Here are some of the reasons your female kitty might seem mean to everyone:

1. Territorial aggression

Territorial aggression is when an animal defends its territory from intruders. 

In the wild, they need to defend their food and territory from other animals. Aggression is also seen if two animals are competing for the same resources. Unfortunately, territorial aggression can also be common among well-fed cats, because their territorial nature is instinctive. Female cats are more likely to behave this way than males, because the female hormone, estrogen, stimulates their territorial instinct.

2. Maternal aggression

Cats do not typically show aggression toward humans. But, when a cat has a litter of kittens, maternal aggression may be evident in the form of hissing, growling, and swatting. When a cat is pregnant, she will start to adopt maternal behaviors that could include aggression toward other animals and people. This is because she will want to protect her unborn kittens from any harm.

3. Aggression while in heat

The female cat is instinctively driven to mate with as many males as possible in order to produce offspring. You may find the queen’s excessive yowling an annoyance during the mating season, as she announces her availability to nearby tomcats.

However, female cats might also display aggression while in heat to protect themselves from being mounted by other animals. They will also mark their territory with urine, leading to urine stains or odor on furniture or clothing if they are allowed inside your home or bedroom while they are in heat.

4. Independent streak

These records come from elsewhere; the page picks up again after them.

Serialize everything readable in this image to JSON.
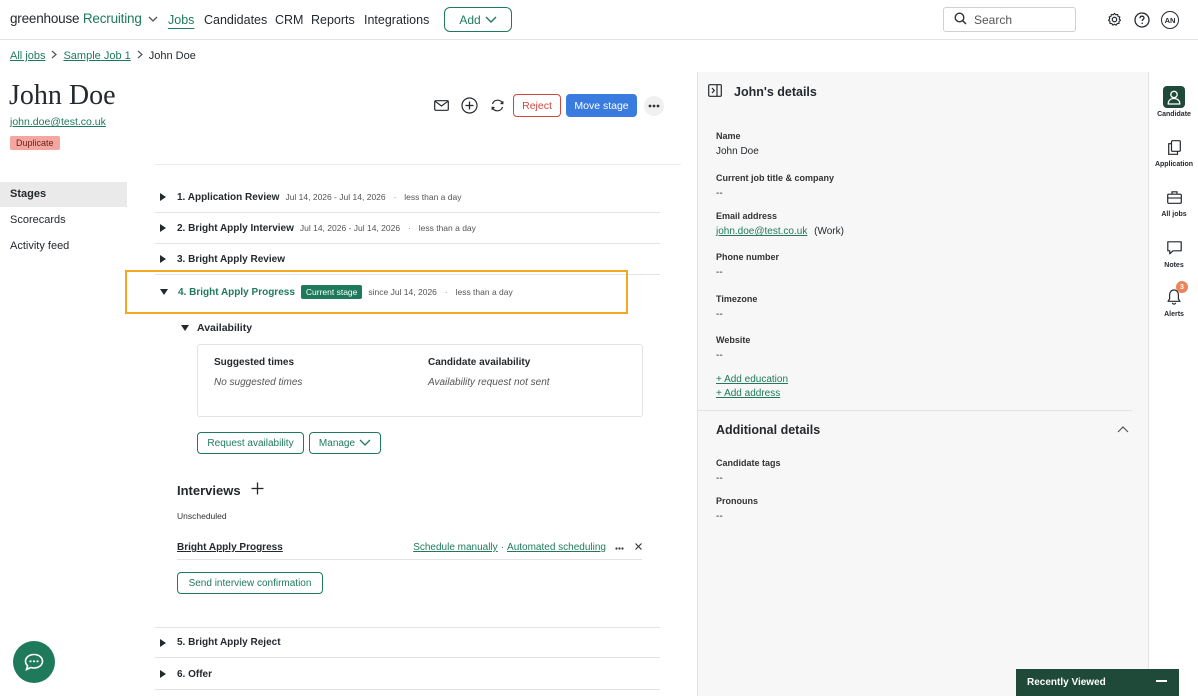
{
  "topnav": {
    "logo_main": "greenhouse",
    "logo_sub": "Recruiting",
    "links": [
      "Jobs",
      "Candidates",
      "CRM",
      "Reports",
      "Integrations"
    ],
    "add_label": "Add",
    "search_placeholder": "Search",
    "avatar_initials": "AN"
  },
  "breadcrumb": [
    "All jobs",
    "Sample Job 1",
    "John Doe"
  ],
  "candidate": {
    "name": "John Doe",
    "email": "john.doe@test.co.uk",
    "badge": "Duplicate",
    "reject_label": "Reject",
    "move_stage_label": "Move stage"
  },
  "sidebar": [
    "Stages",
    "Scorecards",
    "Activity feed"
  ],
  "stages": [
    {
      "name": "1. Application Review",
      "dates": "Jul 14, 2026 - Jul 14, 2026",
      "duration": "less than a day"
    },
    {
      "name": "2. Bright Apply Interview",
      "dates": "Jul 14, 2026 - Jul 14, 2026",
      "duration": "less than a day"
    },
    {
      "name": "3. Bright Apply Review",
      "dates": "",
      "duration": ""
    }
  ],
  "current_stage": {
    "name": "4. Bright Apply Progress",
    "badge": "Current stage",
    "since": "since Jul 14, 2026",
    "duration": "less than a day"
  },
  "availability": {
    "title": "Availability",
    "suggested_header": "Suggested times",
    "suggested_value": "No suggested times",
    "candidate_header": "Candidate availability",
    "candidate_value": "Availability request not sent",
    "request_label": "Request availability",
    "manage_label": "Manage"
  },
  "interviews": {
    "title": "Interviews",
    "status": "Unscheduled",
    "item_name": "Bright Apply Progress",
    "schedule_manually": "Schedule manually",
    "automated_scheduling": "Automated scheduling",
    "send_confirmation": "Send interview confirmation"
  },
  "later_stages": [
    "5. Bright Apply Reject",
    "6. Offer"
  ],
  "details": {
    "title": "John's details",
    "fields": [
      {
        "label": "Name",
        "value": "John Doe"
      },
      {
        "label": "Current job title & company",
        "value": "--"
      },
      {
        "label": "Email address",
        "value": "john.doe@test.co.uk",
        "suffix": "(Work)"
      },
      {
        "label": "Phone number",
        "value": "--"
      },
      {
        "label": "Timezone",
        "value": "--"
      },
      {
        "label": "Website",
        "value": "--"
      }
    ],
    "add_education": "+ Add education",
    "add_address": "+ Add address",
    "additional_title": "Additional details",
    "additional_fields": [
      {
        "label": "Candidate tags",
        "value": "--"
      },
      {
        "label": "Pronouns",
        "value": "--"
      }
    ]
  },
  "rail": {
    "items": [
      "Candidate",
      "Application",
      "All jobs",
      "Notes",
      "Alerts"
    ],
    "alerts_count": "3"
  },
  "recently_viewed": "Recently Viewed",
  "colors": {
    "brand_green": "#1f7a5c",
    "dark_green": "#1f4a3a",
    "primary_blue": "#3a7be0",
    "reject_red": "#d1453b",
    "highlight_orange": "#f5a623"
  }
}
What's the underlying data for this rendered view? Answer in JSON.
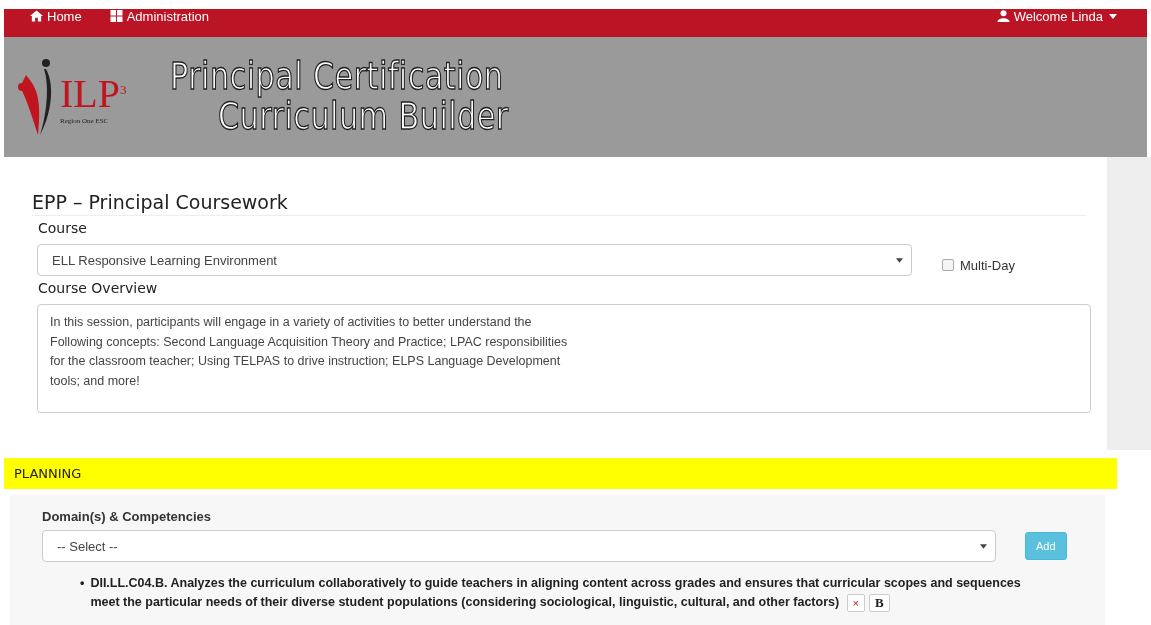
{
  "nav": {
    "items": [
      {
        "label": "Home",
        "kind": "home"
      },
      {
        "label": "Administration",
        "kind": "grid"
      }
    ],
    "user": {
      "label": "Welcome Linda"
    }
  },
  "banner": {
    "logo": {
      "letters": "ILP",
      "superscript": "3",
      "subtitle": "Region One ESC"
    },
    "title_lines": [
      "Principal Certification",
      "Curriculum Builder"
    ]
  },
  "form": {
    "title": "EPP – Principal Coursework",
    "course": {
      "label": "Course",
      "value": "ELL Responsive Learning Environment"
    },
    "multi_day": {
      "label": "Multi-Day",
      "checked": false
    },
    "overview": {
      "label": "Course Overview",
      "lines": [
        "In this session, participants will engage in a variety of activities to better understand the",
        "Following concepts: Second Language Acquisition Theory and Practice; LPAC responsibilities",
        "for the classroom teacher; Using TELPAS to drive instruction; ELPS Language Development",
        "tools; and more!"
      ]
    }
  },
  "section": {
    "title": "PLANNING"
  },
  "planning": {
    "label": "Domain(s) & Competencies",
    "select": {
      "value": "-- Select --"
    },
    "add_button": "Add",
    "competencies": [
      {
        "bullet": "•",
        "text": "DII.LL.C04.B. Analyzes the curriculum collaboratively to guide teachers in aligning content across grades and ensures that curricular scopes and sequences meet the particular needs of their diverse student populations (considering sociological, linguistic, cultural, and other factors)",
        "remove": "×",
        "bold": "B"
      }
    ]
  }
}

Female cats are great for people who do not need a lot of company. They’re not as demanding and can be left alone for long periods of time without getting unhappy. Unfortunately, their independent streak is often misunderstood as a sign of aggression. 

Hence, never judge your girl by her independence. She might not be as cuddly as her male counterparts, but she will surely remain your most loyal, devoted, lifelong companion.

How do female cats show dominance?

If you have multiple cats at home, a dominant female cat might establish herself as the head by hissing, yowling, and prolonged staring. She will also urinate and head-bunt every corner that she considers her domain to warn the other cats. These “alpha” behaviors are most often observed in cats that have not been spayed. Other external factors, such as the home environment and early socialization, can also impact a cat’s behavior toward other pets.

The importance of spaying

While the cat’s upbringing, genetic traits, and environment can shape her personality, it is also important to note that certain behaviors are hormone-driven. Intact females tend to show more aggression than those that are spayed, and this is primarily due to the cat’s instinct to find a mate and reproduce.

Aside from aggression, unspayed cats might also show other problematic behaviors such as excessive vocalization, territoriality, the desire to roam and find a mate, and frequent urine marking. 

If your female is spayed, these problematic behaviors will be greatly reduced. You will also save yourself the trouble of caring for unwanted kittens (unless you have planned this). Vets also recommend spaying cats to reduce certain health diseases such as ovarian tumors, breast cancer, and urinary infections.


Female cats are not necessarily mean. While they might seem more independent and distant than males, these traits do not always indicate aggression. Know that females can also be just as affectionate and cuddly as their male peers, depending on how they were raised and trained. If you are willing to devote your time to socialize your furry friend properly, she will likely grow into a well-behaved cat, just like the rest.

Image: istockphoto.com / Dixi_